Instead of letting price keep falling, you’re executing a sell stop loss order to close your long position automatically.

If the market continues to go against you to the upside and goes through your sell stop loss level, then the order will be executed at the current market price.

Just like we explained in the buy stop loss example above, this is a market order and therefore there’s a chance you may experience slippage.

Stop Limit Orders

By setting a second price, stop limit orders try to solve the problem of having your stop loss order triggered at the sometimes undesirable, market price.

When price hits the stop price, the order becomes a limit order rather than executing at market.

This means that you can specify that you’d only want the stop limit order to be executed at an exact price or better.

Buy Stop Limit

A buy stop limit order will only execute at or below the price you’ve set.By using a stop limit order rather than a regular stop loss order, you can specify that you’d like to close your short trade by buying if price rises above a certain level.

But if price goes through that level because of slippage, it's okay for the buy stop loss order to not be executed and you’ll remain in your original trade.

That is, you don’t want to buy it for any more than the second limit order price that you’ve set.

Sell Stop Limit

A sell stop limit order on the other hand, will only execute at or above the set price.

Once again, this means that you can specify that you’d like to close your long trade by selling, if price rises above a certain level.

If price goes through that level because of slippage, you’ll still remain in your original trade because you don’t want to sell for any less that the second limit order price you’ve set.

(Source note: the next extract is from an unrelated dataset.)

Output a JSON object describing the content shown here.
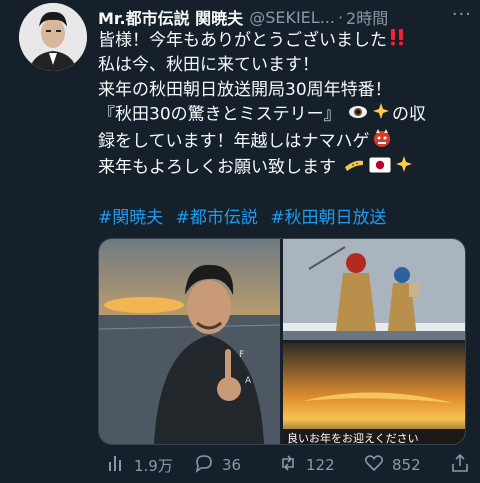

Stop Loss vs Stop Limit Quick Comparison

Sop Loss vs Stop Limit
The difference in Stop Loss and Stop Limit orders execution

Here’s a quick comparison table, showing the key differences between stop loss and stop limit orders.

Stop Loss Orders Stop Limit Orders
Guaranteed execution, but not price Guaranteed price, but not execution
Price slippage frequently occurs No price slippage
Price executed may be considerably worse Could leave you with a totally exposed position

As a trader, one of the most important things you must understand, is how to manage your risk.

In order to do that, you have to first know how to set stop loss orders properly and where others are placing theirs.

The FXSSI stop loss clusters indicator for MT4 displays the levels where the maximum number of stop orders are sitting and can help you make decisions based on this knowledge.

But the most important thing here, is that you’re using stops in your trading. Use either of these stop order types, just make sure you’re using them.

Trading Platform Compatibility

Not all trading platforms allow traders to use stop limit orders.

We’ve compared each of the major stock and Forex trading platforms, to determine which of them allow the use of both order types.

Trading Platform Stop Loss Order Stop Limit Orders
Robinhood Yes Yes
Ameritrade Yes Yes
eTrade Yes Yes
Thinkorswim Yes Yes
MetaTrader 5 (MT5) Yes Yes
MetaTrader 4 (MT4) Yes No

If you're a Forex trader using the MT4 platform, unfortunately you’re unable to use stop limit orders.

If this is an order type your trading strategy requires, you should consider upgrading to MetaQuotes’ next generation trading platform, MT5.

Final thoughts on Stop Loss vs Stop Limit Orders

You should now have a better understanding of the difference between stop loss and stop limit orders.

Summarizing, both order types can provide different types of risk management protection for traders, no matter your strategy.

Stop loss orders guarantee execution, while stop limit orders guarantee price.